Bryant was said to have traveled regularly in the S-76B from his home in Orange County to his games at the Staples Center in Los Angeles due to health issues including fragile knees, sore back and chronic agita which prevented him from sitting in a car for two hours, GQ reported back in 2010.

Manufactured by Lockheed Martin, the world's largest defense contractor which is currently contracted to build NASA's new "quiet" supersonic jet, Sikorsky S-76 helicopters are said to be more robust than other civilian helicopters, made with twin turboshaft engines (which are said to be among the reasons for its strong safety record) and built according to stricter requirements than other civilian helicopters, Business Insider reports.

Speaking to Forbes, former U.K. Royal Air Force helicopter pilot and defense consultant Paul Kennard said that helicopters don't undergo as much stress as pressurized aircraft, and the age of the S-76B would not raise any safety concerns provided it was well maintained. It is gathered to have been around 29 years old, having clocked about 188 hours a year, according to Helis.com.

The S-76 series has been used mostly for corporate transportation and by VIP passengers including Queen Elizabeth II, who has traveled in a S-76C+ model from 1998 and was upgraded to the S-76C++ model from 2009.

Back in 2017, a S-76C++ helicopter crash in Istanbul, Turkey saw the death of all seven on board the aircraft just minutes after departing Istanbul's Atatürk Airport. Fog or low cloud base could have been a contributing factor in the accident, according to the Aviation Safety Network.

The cause of Bryant's crash has yet to be determined. The FAA and the National Transportation Safety Board (NTSB) will be investigating the case. No further information regarding the investigation has been released.

#FAA statement on the helicopter accident near Calabasas, California. pic.twitter.com/99px31BvfF

— The FAA ✈️ (@FAANews) January 26, 2020

"A Sikorsky S-76 helicopter crashed this morning [Sunday] under unknown circumstances near Calabasas, California," the FAA stated.

"Neither the FAA nor the NTSB identifies people involved in aircraft accidents. The FAA and the NTSB will investigate.

"The NTSB will release further information going forward," a spokesperson for the FAA told Newsweek.

Helicopter Association International (HAI) told Newsweek in a statement: "Helicopter Association International expresses our deepest sympathies to the families, friends, and coworkers of those lost in today's crash.

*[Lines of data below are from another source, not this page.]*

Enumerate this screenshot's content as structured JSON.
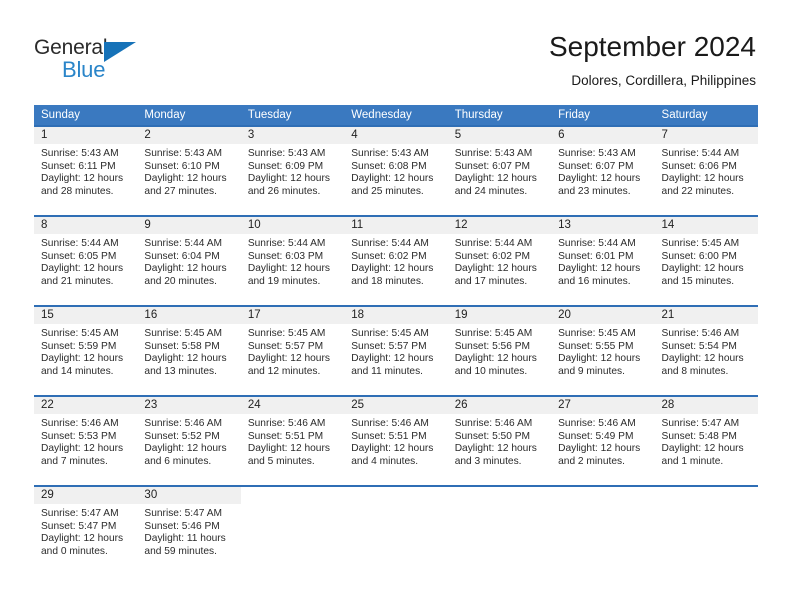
{
  "brand": {
    "name_dark": "General",
    "name_blue": "Blue",
    "triangle_color": "#1672b8",
    "blue_text_color": "#2a85c9"
  },
  "header": {
    "title": "September 2024",
    "subtitle": "Dolores, Cordillera, Philippines"
  },
  "theme": {
    "header_bg": "#3a79c0",
    "row_border": "#2f6eb5",
    "daynum_band": "#f0f0f0"
  },
  "weekdays": [
    "Sunday",
    "Monday",
    "Tuesday",
    "Wednesday",
    "Thursday",
    "Friday",
    "Saturday"
  ],
  "labels": {
    "sunrise_prefix": "Sunrise:",
    "sunset_prefix": "Sunset:",
    "daylight_prefix": "Daylight:"
  },
  "weeks": [
    [
      {
        "day": "1",
        "sunrise": "Sunrise: 5:43 AM",
        "sunset": "Sunset: 6:11 PM",
        "daylight1": "Daylight: 12 hours",
        "daylight2": "and 28 minutes."
      },
      {
        "day": "2",
        "sunrise": "Sunrise: 5:43 AM",
        "sunset": "Sunset: 6:10 PM",
        "daylight1": "Daylight: 12 hours",
        "daylight2": "and 27 minutes."
      },
      {
        "day": "3",
        "sunrise": "Sunrise: 5:43 AM",
        "sunset": "Sunset: 6:09 PM",
        "daylight1": "Daylight: 12 hours",
        "daylight2": "and 26 minutes."
      },
      {
        "day": "4",
        "sunrise": "Sunrise: 5:43 AM",
        "sunset": "Sunset: 6:08 PM",
        "daylight1": "Daylight: 12 hours",
        "daylight2": "and 25 minutes."
      },
      {
        "day": "5",
        "sunrise": "Sunrise: 5:43 AM",
        "sunset": "Sunset: 6:07 PM",
        "daylight1": "Daylight: 12 hours",
        "daylight2": "and 24 minutes."
      },
      {
        "day": "6",
        "sunrise": "Sunrise: 5:43 AM",
        "sunset": "Sunset: 6:07 PM",
        "daylight1": "Daylight: 12 hours",
        "daylight2": "and 23 minutes."
      },
      {
        "day": "7",
        "sunrise": "Sunrise: 5:44 AM",
        "sunset": "Sunset: 6:06 PM",
        "daylight1": "Daylight: 12 hours",
        "daylight2": "and 22 minutes."
      }
    ],
    [
      {
        "day": "8",
        "sunrise": "Sunrise: 5:44 AM",
        "sunset": "Sunset: 6:05 PM",
        "daylight1": "Daylight: 12 hours",
        "daylight2": "and 21 minutes."
      },
      {
        "day": "9",
        "sunrise": "Sunrise: 5:44 AM",
        "sunset": "Sunset: 6:04 PM",
        "daylight1": "Daylight: 12 hours",
        "daylight2": "and 20 minutes."
      },
      {
        "day": "10",
        "sunrise": "Sunrise: 5:44 AM",
        "sunset": "Sunset: 6:03 PM",
        "daylight1": "Daylight: 12 hours",
        "daylight2": "and 19 minutes."
      },
      {
        "day": "11",
        "sunrise": "Sunrise: 5:44 AM",
        "sunset": "Sunset: 6:02 PM",
        "daylight1": "Daylight: 12 hours",
        "daylight2": "and 18 minutes."
      },
      {
        "day": "12",
        "sunrise": "Sunrise: 5:44 AM",
        "sunset": "Sunset: 6:02 PM",
        "daylight1": "Daylight: 12 hours",
        "daylight2": "and 17 minutes."
      },
      {
        "day": "13",
        "sunrise": "Sunrise: 5:44 AM",
        "sunset": "Sunset: 6:01 PM",
        "daylight1": "Daylight: 12 hours",
        "daylight2": "and 16 minutes."
      },
      {
        "day": "14",
        "sunrise": "Sunrise: 5:45 AM",
        "sunset": "Sunset: 6:00 PM",
        "daylight1": "Daylight: 12 hours",
        "daylight2": "and 15 minutes."
      }
    ],
    [
      {
        "day": "15",
        "sunrise": "Sunrise: 5:45 AM",
        "sunset": "Sunset: 5:59 PM",
        "daylight1": "Daylight: 12 hours",
        "daylight2": "and 14 minutes."
      },
      {
        "day": "16",
        "sunrise": "Sunrise: 5:45 AM",
        "sunset": "Sunset: 5:58 PM",
        "daylight1": "Daylight: 12 hours",
        "daylight2": "and 13 minutes."
      },
      {
        "day": "17",
        "sunrise": "Sunrise: 5:45 AM",
        "sunset": "Sunset: 5:57 PM",
        "daylight1": "Daylight: 12 hours",
        "daylight2": "and 12 minutes."
      },
      {
        "day": "18",
        "sunrise": "Sunrise: 5:45 AM",
        "sunset": "Sunset: 5:57 PM",
        "daylight1": "Daylight: 12 hours",
        "daylight2": "and 11 minutes."
      },
      {
        "day": "19",
        "sunrise": "Sunrise: 5:45 AM",
        "sunset": "Sunset: 5:56 PM",
        "daylight1": "Daylight: 12 hours",
        "daylight2": "and 10 minutes."
      },
      {
        "day": "20",
        "sunrise": "Sunrise: 5:45 AM",
        "sunset": "Sunset: 5:55 PM",
        "daylight1": "Daylight: 12 hours",
        "daylight2": "and 9 minutes."
      },
      {
        "day": "21",
        "sunrise": "Sunrise: 5:46 AM",
        "sunset": "Sunset: 5:54 PM",
        "daylight1": "Daylight: 12 hours",
        "daylight2": "and 8 minutes."
      }
    ],
    [
      {
        "day": "22",
        "sunrise": "Sunrise: 5:46 AM",
        "sunset": "Sunset: 5:53 PM",
        "daylight1": "Daylight: 12 hours",
        "daylight2": "and 7 minutes."
      },
      {
        "day": "23",
        "sunrise": "Sunrise: 5:46 AM",
        "sunset": "Sunset: 5:52 PM",
        "daylight1": "Daylight: 12 hours",
        "daylight2": "and 6 minutes."
      },
      {
        "day": "24",
        "sunrise": "Sunrise: 5:46 AM",
        "sunset": "Sunset: 5:51 PM",
        "daylight1": "Daylight: 12 hours",
        "daylight2": "and 5 minutes."
      },
      {
        "day": "25",
        "sunrise": "Sunrise: 5:46 AM",
        "sunset": "Sunset: 5:51 PM",
        "daylight1": "Daylight: 12 hours",
        "daylight2": "and 4 minutes."
      },
      {
        "day": "26",
        "sunrise": "Sunrise: 5:46 AM",
        "sunset": "Sunset: 5:50 PM",
        "daylight1": "Daylight: 12 hours",
        "daylight2": "and 3 minutes."
      },
      {
        "day": "27",
        "sunrise": "Sunrise: 5:46 AM",
        "sunset": "Sunset: 5:49 PM",
        "daylight1": "Daylight: 12 hours",
        "daylight2": "and 2 minutes."
      },
      {
        "day": "28",
        "sunrise": "Sunrise: 5:47 AM",
        "sunset": "Sunset: 5:48 PM",
        "daylight1": "Daylight: 12 hours",
        "daylight2": "and 1 minute."
      }
    ],
    [
      {
        "day": "29",
        "sunrise": "Sunrise: 5:47 AM",
        "sunset": "Sunset: 5:47 PM",
        "daylight1": "Daylight: 12 hours",
        "daylight2": "and 0 minutes."
      },
      {
        "day": "30",
        "sunrise": "Sunrise: 5:47 AM",
        "sunset": "Sunset: 5:46 PM",
        "daylight1": "Daylight: 11 hours",
        "daylight2": "and 59 minutes."
      },
      {
        "day": "",
        "sunrise": "",
        "sunset": "",
        "daylight1": "",
        "daylight2": ""
      },
      {
        "day": "",
        "sunrise": "",
        "sunset": "",
        "daylight1": "",
        "daylight2": ""
      },
      {
        "day": "",
        "sunrise": "",
        "sunset": "",
        "daylight1": "",
        "daylight2": ""
      },
      {
        "day": "",
        "sunrise": "",
        "sunset": "",
        "daylight1": "",
        "daylight2": ""
      },
      {
        "day": "",
        "sunrise": "",
        "sunset": "",
        "daylight1": "",
        "daylight2": ""
      }
    ]
  ]
}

HAI's official policy is to refrain from commenting on any accident until authorities complete their investigation."

The NTSB noted in a post on its official Twitter account: "NTSB launching Go Team to investigate the Jan. 26, 2020 crash of a Sikorsky S-76B helicopter in Calabasas, CA. The team is expected to arrive in California this evening [Sunday]."

The NTSB's investigation will entail looking into the pilot's history, the helicopter's maintenance history, as well as the records of its owner and operator, NTSB board member Jennifer Homendy said at a news conference, AP reports.

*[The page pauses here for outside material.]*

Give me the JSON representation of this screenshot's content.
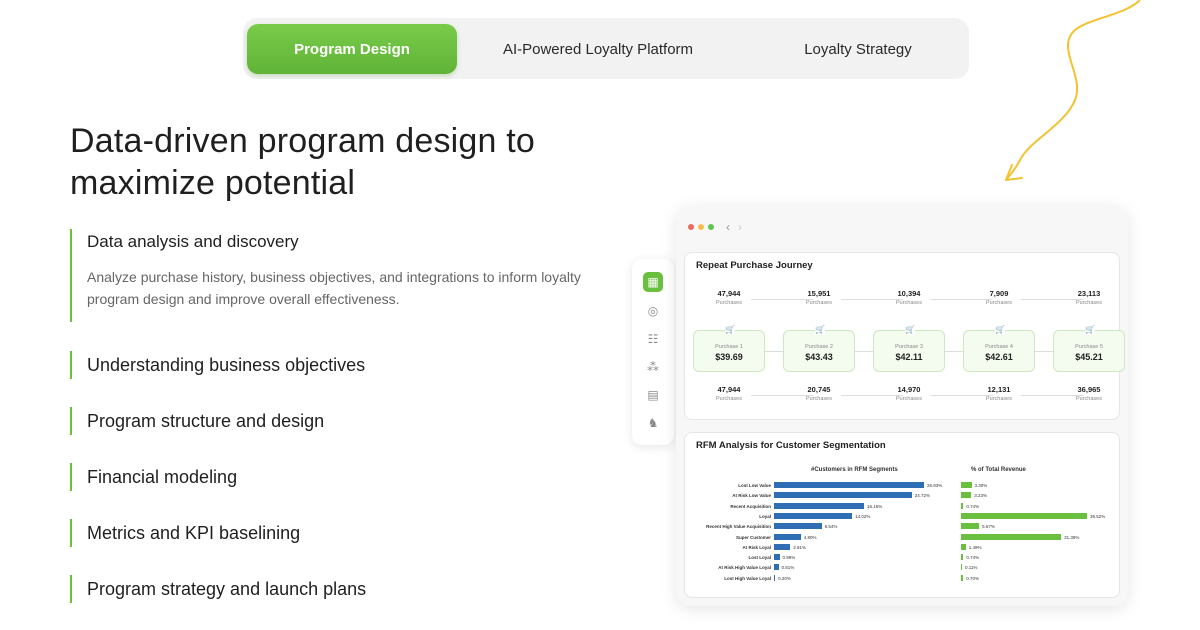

NTSB launching Go Team to investigate the Jan. 26, 2020 crash of a Sikorsky
S-76B helicopter in Calabasas, CA. The team is expected to arrive in California this evening.

— NTSB_Newsroom (@NTSB_Newsroom) January 26, 2020

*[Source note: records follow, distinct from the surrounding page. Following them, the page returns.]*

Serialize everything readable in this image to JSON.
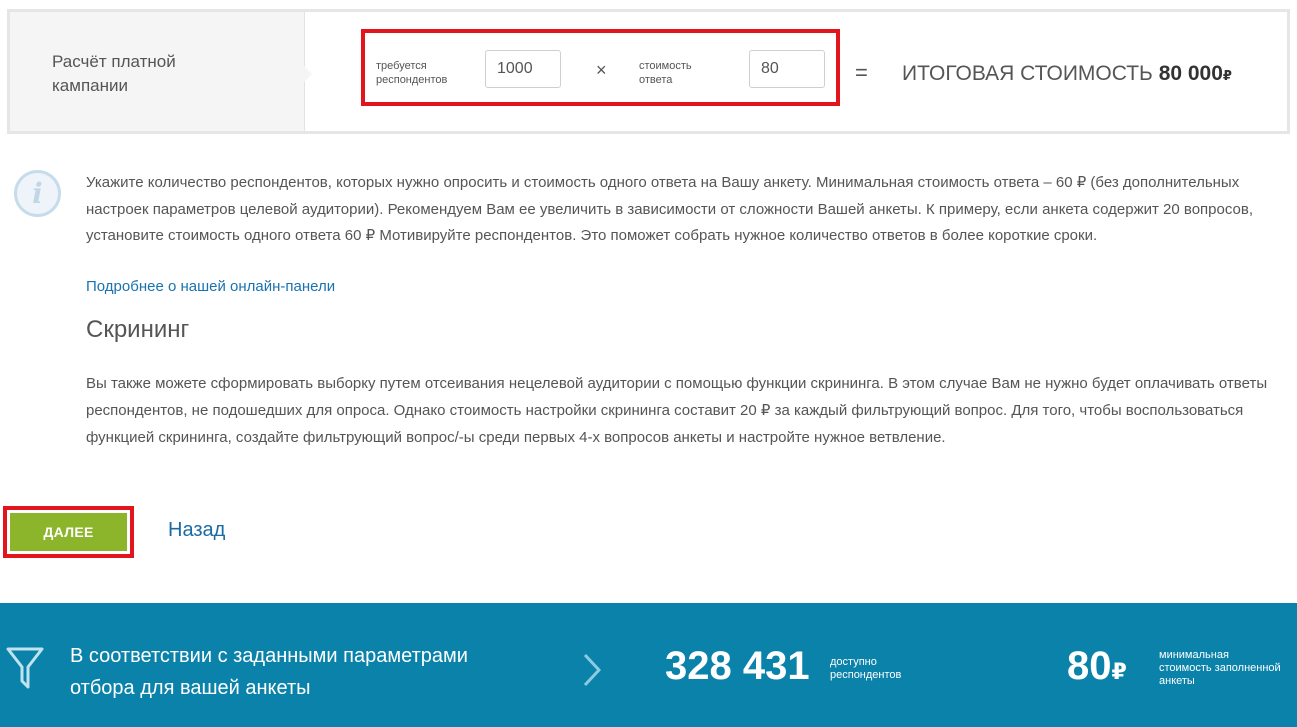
{
  "calc": {
    "title": "Расчёт платной кампании",
    "respondents_label": "требуется респондентов",
    "respondents_value": "1000",
    "times": "×",
    "cost_label": "стоимость ответа",
    "cost_value": "80",
    "equals": "=",
    "total_label": "ИТОГОВАЯ СТОИМОСТЬ",
    "total_amount": "80 000",
    "total_currency": "₽"
  },
  "info": {
    "icon": "info-icon",
    "text": "Укажите количество респондентов, которых нужно опросить и стоимость одного ответа на Вашу анкету. Минимальная стоимость ответа – 60 ₽ (без дополнительных настроек параметров целевой аудитории). Рекомендуем Вам ее увеличить в зависимости от сложности Вашей анкеты. К примеру, если анкета содержит 20 вопросов, установите стоимость одного ответа 60 ₽ Мотивируйте респондентов. Это поможет собрать нужное количество ответов в более короткие сроки.",
    "link": "Подробнее о нашей онлайн-панели"
  },
  "screening": {
    "title": "Скрининг",
    "text": "Вы также можете сформировать выборку путем отсеивания нецелевой аудитории с помощью функции скрининга. В этом случае Вам не нужно будет оплачивать ответы респондентов, не подошедших для опроса. Однако стоимость настройки скрининга составит 20 ₽ за каждый фильтрующий вопрос. Для того, чтобы воспользоваться функцией скрининга, создайте фильтрующий вопрос/-ы среди первых 4-х вопросов анкеты и настройте нужное ветвление."
  },
  "actions": {
    "next_label": "ДАЛЕЕ",
    "back_label": "Назад"
  },
  "bottom": {
    "text": "В соответствии с заданными параметрами отбора для вашей анкеты",
    "available_count": "328 431",
    "available_label": "доступно респондентов",
    "min_price": "80",
    "min_price_currency": "₽",
    "min_price_label": "минимальная стоимость заполненной анкеты"
  },
  "colors": {
    "accent_green": "#8db52b",
    "bottom_bar": "#0a82aa",
    "highlight_red": "#e2141c",
    "link_blue": "#1a72b0"
  }
}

Lockheed Martin has also released a statement saying: "We extend our sincerest condolences to all those affected by today's Sikorsky S-76B accident in Calabasas, California. We have been in contact with the NTSB and stand ready to provide assistance and support to the investigative authorities and our customer. Safety is our top priority; if there are any actionable findings from the investigation, we will inform our S-76 customers."

Newsweek has contacted the International Helicopter Safety Foundation for further comment on the latest incident.

The rate of fatal accidents for helicopters in the U.S. in 2019 was around 0.83 per 100,000 flight hours, according to the latest data from the U.S. Helicopter Safety Team, with 24 accidents that saw 55 fatalities, Forbes reports.

This article has been updated with comment from Helicopter Association International.

Queen Elizabeth II helicopter Sikorsky S-76
Queen Elizabeth II leaving the royal flight helicopter Sikorsky S-76 during her royal tour of The Channel Islands. Getty Images